According to a study by the neuroscientist Shohamy, one of the differences between the adolescent brain and the adult is that the first are fully engaged in reward search actions. Shohamy invited 41 teenagers between 13 and 17 years, and 31 adults between 20 and 30, to play a video game that consisted of deciding which flower butterflies would choose. Through images of the brains of teenagers who participated in the experiment, the hippocampus, an important area for memory, became more active. This region worked in conjunction with a reward area called the striatum body, and it did not look altered in adults.

This leads to the conclusion that, in adolescence, both regions work together, and then does not happen. This explains why learnings that have not been significant nor stimulants are removed from memory. Society and the context in which the young person unfolds, can help him modify their IQ level, since they are super active in neuronal synapses.

Adolescence, the vulnerable brain

Neuroscience helps us understand the mechanisms that regulate the control of nerve reactions and the behavior of the brain. This science warns us about the vulnerability of adolescents if they have few hours of sleep. In general, teens should sleep 8 to 9 hours a day. If a teenager falls asleep around 23:00 and we wake him up at 6 or 7 in the morning, it is equivalent to asking an adult to start his day at 3 in the morning.

Another of the vulnerabilities of the brain of adolescents, is that they are faced with greater sensitivity to their emotions. The development of neural connections occurs in the area of the limbic brain, which is where emotions are lodged. This is why they magnify everything. Stress attacks them with greater intensity than an adult, so their reactions are more potent.
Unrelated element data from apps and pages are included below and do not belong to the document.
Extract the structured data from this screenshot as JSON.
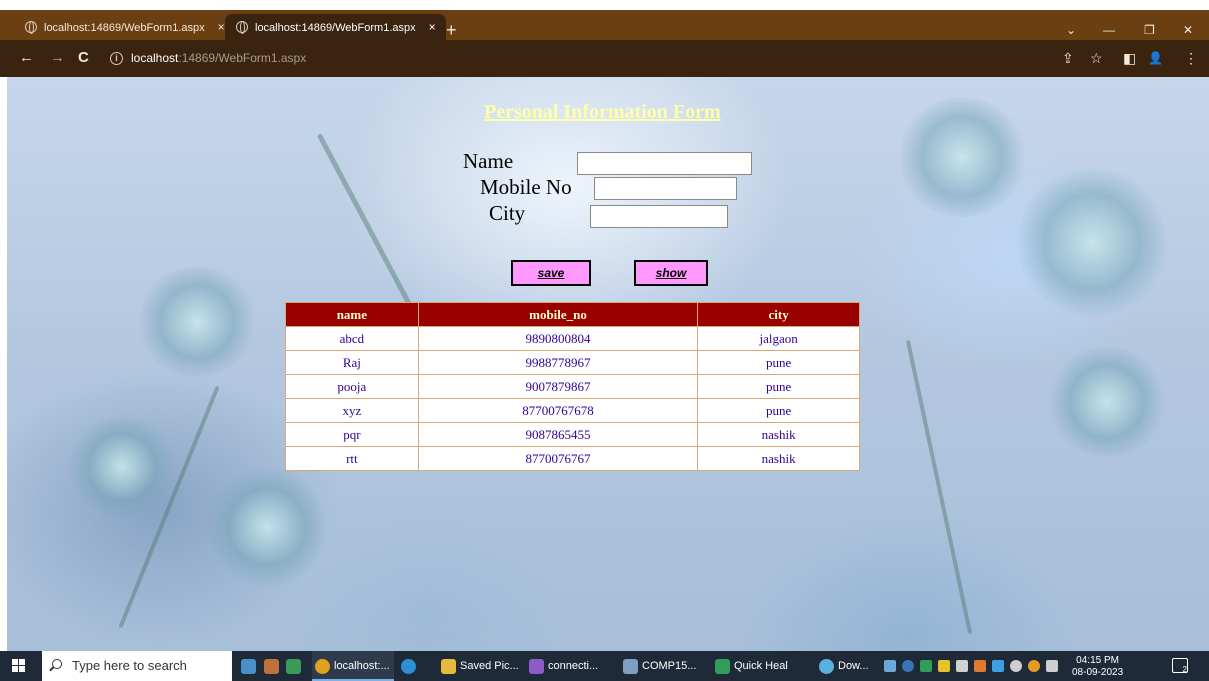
{
  "browser": {
    "tabs": [
      {
        "title": "localhost:14869/WebForm1.aspx",
        "close": "×"
      },
      {
        "title": "localhost:14869/WebForm1.aspx",
        "close": "×"
      }
    ],
    "new_tab": "+",
    "window_controls": {
      "dropdown": "⌄",
      "minimize": "—",
      "restore": "❐",
      "close": "✕"
    },
    "nav": {
      "back": "←",
      "forward": "→",
      "reload": "C"
    },
    "url_host": "localhost",
    "url_rest": ":14869/WebForm1.aspx",
    "info_glyph": "i",
    "toolbar_icons": {
      "share": "⇪",
      "bookmark": "☆",
      "sidepanel": "◧",
      "profile": "👤",
      "menu": "⋮"
    }
  },
  "page": {
    "title": "Personal Information Form",
    "form": {
      "name_label": "Name",
      "name_value": "",
      "mobile_label": "Mobile No",
      "mobile_value": "",
      "city_label": "City",
      "city_value": ""
    },
    "buttons": {
      "save": "save",
      "show": "show"
    },
    "grid": {
      "headers": [
        "name",
        "mobile_no",
        "city"
      ],
      "rows": [
        [
          "abcd",
          "9890800804",
          "jalgaon"
        ],
        [
          "Raj",
          "9988778967",
          "pune"
        ],
        [
          "pooja",
          "9007879867",
          "pune"
        ],
        [
          "xyz",
          "87700767678",
          "pune"
        ],
        [
          "pqr",
          "9087865455",
          "nashik"
        ],
        [
          "rtt",
          "8770076767",
          "nashik"
        ]
      ]
    }
  },
  "taskbar": {
    "search_placeholder": "Type here to search",
    "items": [
      {
        "label": "localhost:...",
        "icon": "chrome-icon"
      },
      {
        "label": "",
        "icon": "edge-icon"
      },
      {
        "label": "Saved Pic...",
        "icon": "folder-icon"
      },
      {
        "label": "connecti...",
        "icon": "network-icon"
      },
      {
        "label": "COMP15...",
        "icon": "image-icon"
      },
      {
        "label": "Quick Heal",
        "icon": "quickheal-icon"
      },
      {
        "label": "Dow...",
        "icon": "weather-icon"
      }
    ],
    "time": "04:15 PM",
    "date": "08-09-2023",
    "notification_count": "2",
    "colors": {
      "taskbar_bg": "#1f2a38",
      "chrome_frame": "#6b3f12",
      "grid_header": "#990000",
      "button": "#ff99ff"
    }
  }
}
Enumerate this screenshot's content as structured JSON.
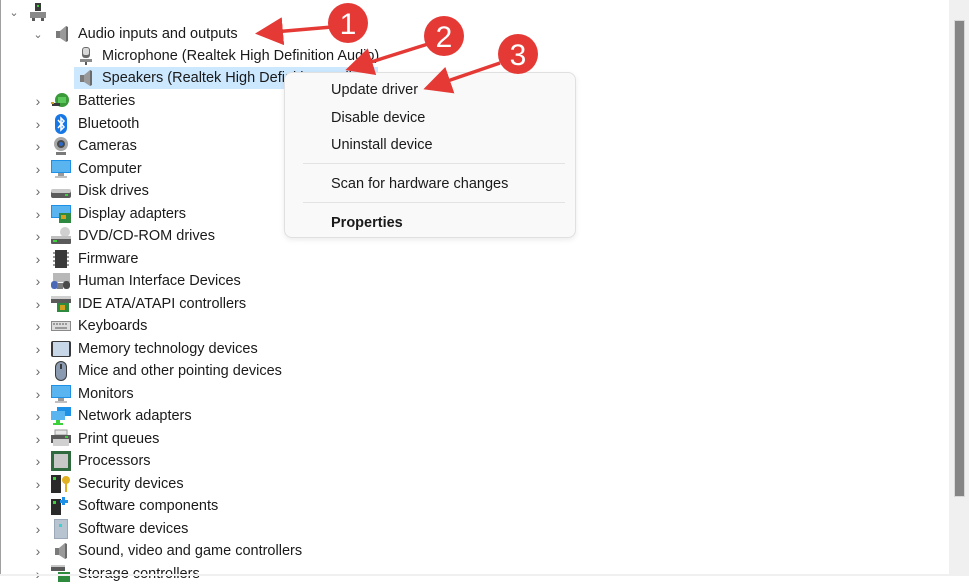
{
  "tree": {
    "root": {
      "label": "",
      "icon": "computer-root-icon",
      "expanded": true
    },
    "audio": {
      "label": "Audio inputs and outputs",
      "icon": "speaker-icon",
      "expanded": true,
      "children": [
        {
          "label": "Microphone (Realtek High Definition Audio)",
          "icon": "microphone-icon",
          "selected": false
        },
        {
          "label": "Speakers (Realtek High Definition Audio)",
          "icon": "speaker-icon",
          "selected": true
        }
      ]
    },
    "categories": [
      {
        "label": "Batteries",
        "icon": "battery-icon"
      },
      {
        "label": "Bluetooth",
        "icon": "bluetooth-icon"
      },
      {
        "label": "Cameras",
        "icon": "camera-icon"
      },
      {
        "label": "Computer",
        "icon": "computer-icon"
      },
      {
        "label": "Disk drives",
        "icon": "disk-drive-icon"
      },
      {
        "label": "Display adapters",
        "icon": "display-adapter-icon"
      },
      {
        "label": "DVD/CD-ROM drives",
        "icon": "dvd-drive-icon"
      },
      {
        "label": "Firmware",
        "icon": "firmware-chip-icon"
      },
      {
        "label": "Human Interface Devices",
        "icon": "hid-icon"
      },
      {
        "label": "IDE ATA/ATAPI controllers",
        "icon": "ide-controller-icon"
      },
      {
        "label": "Keyboards",
        "icon": "keyboard-icon"
      },
      {
        "label": "Memory technology devices",
        "icon": "memory-device-icon"
      },
      {
        "label": "Mice and other pointing devices",
        "icon": "mouse-icon"
      },
      {
        "label": "Monitors",
        "icon": "monitor-icon"
      },
      {
        "label": "Network adapters",
        "icon": "network-adapter-icon"
      },
      {
        "label": "Print queues",
        "icon": "printer-icon"
      },
      {
        "label": "Processors",
        "icon": "processor-icon"
      },
      {
        "label": "Security devices",
        "icon": "security-device-icon"
      },
      {
        "label": "Software components",
        "icon": "software-component-icon"
      },
      {
        "label": "Software devices",
        "icon": "software-device-icon"
      },
      {
        "label": "Sound, video and game controllers",
        "icon": "sound-controller-icon"
      },
      {
        "label": "Storage controllers",
        "icon": "storage-controller-icon"
      }
    ]
  },
  "context_menu": {
    "items": [
      {
        "label": "Update driver",
        "bold": false
      },
      {
        "label": "Disable device",
        "bold": false
      },
      {
        "label": "Uninstall device",
        "bold": false
      },
      {
        "label": "Scan for hardware changes",
        "bold": false
      },
      {
        "label": "Properties",
        "bold": true
      }
    ]
  },
  "annotations": {
    "color": "#e53935",
    "badges": [
      "1",
      "2",
      "3"
    ]
  },
  "colors": {
    "selection": "#cce8ff",
    "menu_bg": "#f9f9f9",
    "scroll_thumb": "#858585"
  }
}
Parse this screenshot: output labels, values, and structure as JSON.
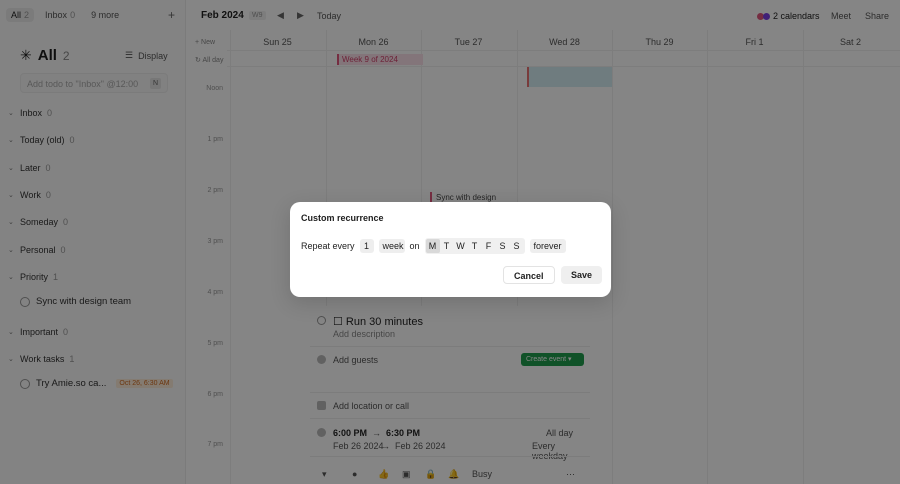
{
  "sidebar": {
    "tabs": [
      {
        "label": "All",
        "count": "2"
      },
      {
        "label": "Inbox",
        "count": "0"
      },
      {
        "label": "9 more",
        "count": ""
      }
    ],
    "header": {
      "title": "All",
      "count": "2",
      "display_label": "Display"
    },
    "add_placeholder": "Add todo to \"Inbox\" @12:00",
    "add_shortcut": "N",
    "sections": [
      {
        "label": "Inbox",
        "count": "0"
      },
      {
        "label": "Today (old)",
        "count": "0"
      },
      {
        "label": "Later",
        "count": "0"
      },
      {
        "label": "Work",
        "count": "0"
      },
      {
        "label": "Someday",
        "count": "0"
      },
      {
        "label": "Personal",
        "count": "0"
      },
      {
        "label": "Priority",
        "count": "1"
      },
      {
        "label": "Important",
        "count": "0"
      },
      {
        "label": "Work tasks",
        "count": "1"
      }
    ],
    "todos": [
      {
        "label": "Sync with design team",
        "badge": ""
      },
      {
        "label": "Try Amie.so ca...",
        "badge": "Oct 26, 6:30 AM"
      }
    ]
  },
  "calendar": {
    "month": "Feb 2024",
    "week_badge": "W9",
    "today_label": "Today",
    "calendars_label": "2 calendars",
    "meet_label": "Meet",
    "share_label": "Share",
    "new_label": "New",
    "all_day_label": "All day",
    "days": [
      "Sun 25",
      "Mon 26",
      "Tue 27",
      "Wed 28",
      "Thu 29",
      "Fri 1",
      "Sat 2"
    ],
    "hours": [
      "Noon",
      "1 pm",
      "2 pm",
      "3 pm",
      "4 pm",
      "5 pm",
      "6 pm",
      "7 pm"
    ],
    "week_event": "Week 9 of 2024",
    "event_sync": "Sync with design",
    "colors": {
      "accent_pink": "#e0567d",
      "accent_purple": "#7b3fe4",
      "green": "#1f9d4c"
    }
  },
  "event_panel": {
    "title": "Run 30 minutes",
    "description": "Add description",
    "guests": "Add guests",
    "create_event": "Create event",
    "location": "Add location or call",
    "start_time": "6:00 PM",
    "end_time": "6:30 PM",
    "start_date": "Feb 26 2024",
    "end_date": "Feb 26 2024",
    "all_day": "All day",
    "repeat": "Every weekday",
    "busy": "Busy"
  },
  "modal": {
    "title": "Custom recurrence",
    "repeat_every": "Repeat every",
    "interval": "1",
    "unit": "week",
    "on": "on",
    "weekdays": [
      "M",
      "T",
      "W",
      "T",
      "F",
      "S",
      "S"
    ],
    "selected_day_index": 0,
    "end": "forever",
    "cancel": "Cancel",
    "save": "Save"
  }
}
The main feature of the brain in adolescence is organization and maturation. Javier Quintero, doctor psychiatry and author of the book The Adolescent Brain, says it is essential to understand and be empathetic with the great biological transformation of adolescents, to address these changes as a possibility of improvement in relationships between parents and children.